Klausing Group Matches Trailers to Tasks

Landscape contractor handles maintenance and installation services with trailers equipped for those tasks.

Construction crews take advantage of extra room provided by cab overhang and deck-over trailers.
Construction crews take advantage of extra room provided by cab overhang and deck-over trailers.
Morgan Tolentino Photography

As a rule, landscape management companies, those that provide maintenance and installation services, have two completely different trailer setups for both offerings. Lexington-based Klausing Group is no exception. In business since 1992, the company provides grounds management and landscape construction services to a wide variety of commercial accounts in both Greater Lexington and Greater Louisville.  

Construction superintendent Tyler Taylor has been with Klausing Group for four years and currently oversees two construction crews. Each is called on to perform major installs and bid build work.  “We have two new 20-ft deck-over trailers with dove tails,” he explains. “How each is equipped depends on the day. They could be hauling plant material or a Toro Dingo, with several attachments, a Bobcat T590, also with an array of attachments, or a trencher for irrigation.”

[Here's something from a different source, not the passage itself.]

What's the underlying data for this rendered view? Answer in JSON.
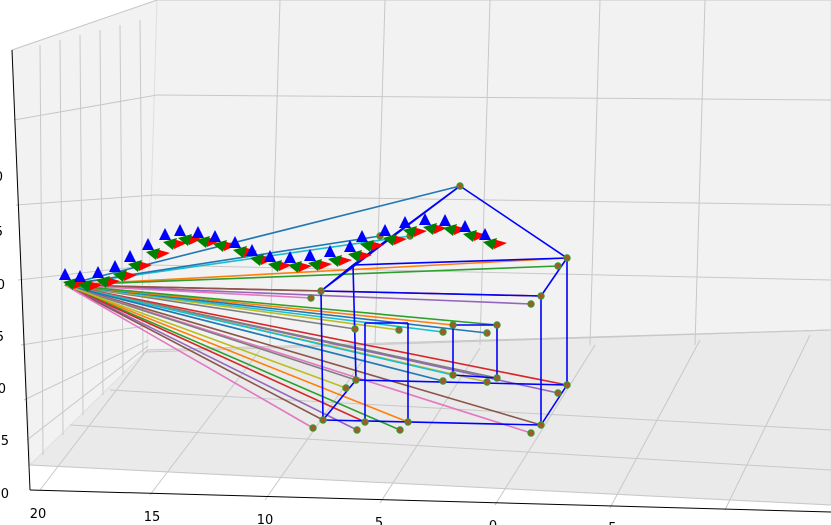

His favorite piece of equipment is the Dingo, because, as he notes, it’s so versatile and can be used in big and small areas alike. Whereas the Dingo is his favorite, the skid steer is a requisite for lifting anything over 1,000 pounds, including pallets full of sod. It, too, is versatile, when outfitted with a pallet fork, smooth bucket, tooth bucket, auger, or a Harley rake for finished grading. The trailer also has a tool box filled with a variety of hand tools.

The outfit is hauled from site to site with a Ford F-450 crew cab, with a 10-ft dump bed, 4-ft side boards, and a cab overhang for strapping on a wheel barrow.

Nine-year company veteran Jorge Tolentino, is one of six maintenance crew leaders. “Our teams go out with either 20 or 25-ft enclosed trailers, each pulled by a four-door Ford F-350,” he relates. “A typical crew would carry four mowers, including two Exmark zero-turns with 60-inch decks, one 60-inch midsize with a Velke, and a 30-inch push mower. Also, on board is an array of Stihl hand-held equipment, spray tanks, a big trash can, and a tool rack.

“Our trailers are equipped with everything we need for the day. There’s a 40-gallon fuel tank for mowers and a 5-gallon can of mixed gas for hand-held equipment.”

Tolentino’s favorite piece of equipment is the 60-inch Exmark zero-turn, a machine, he says, that mows a lot of grass in a hurry. Surprisingly, the most critical item on his trailer is neither a mower nor a hand-held tool Instead, it’s spare string line for trimmers or other small replacement parts that can save the day. Says Tolentino, “Going back to the shop for something as small as string line is time consuming and can kill your budget.”

There’s another item on board that’s critical, especially on hot summer days, he emphasizes. That’s a five-gallon water tank to keep crew members hydrated.

Last Word

What criteria are among the most important when buying new equipment? Company founder and president Roscoe Klausing says he looks for manufacturers that offer a family of products that can help reduce the number of makes and models in their inventory. Good dealer support is a requisite, as well.  Although his company hasn’t put a high priority on purchasing energy-efficient equipment, he notes that continually updating the fleet with late model equipment and vehicles increases fuel-efficiency while keeping emissions as the lowest end of the spectrum.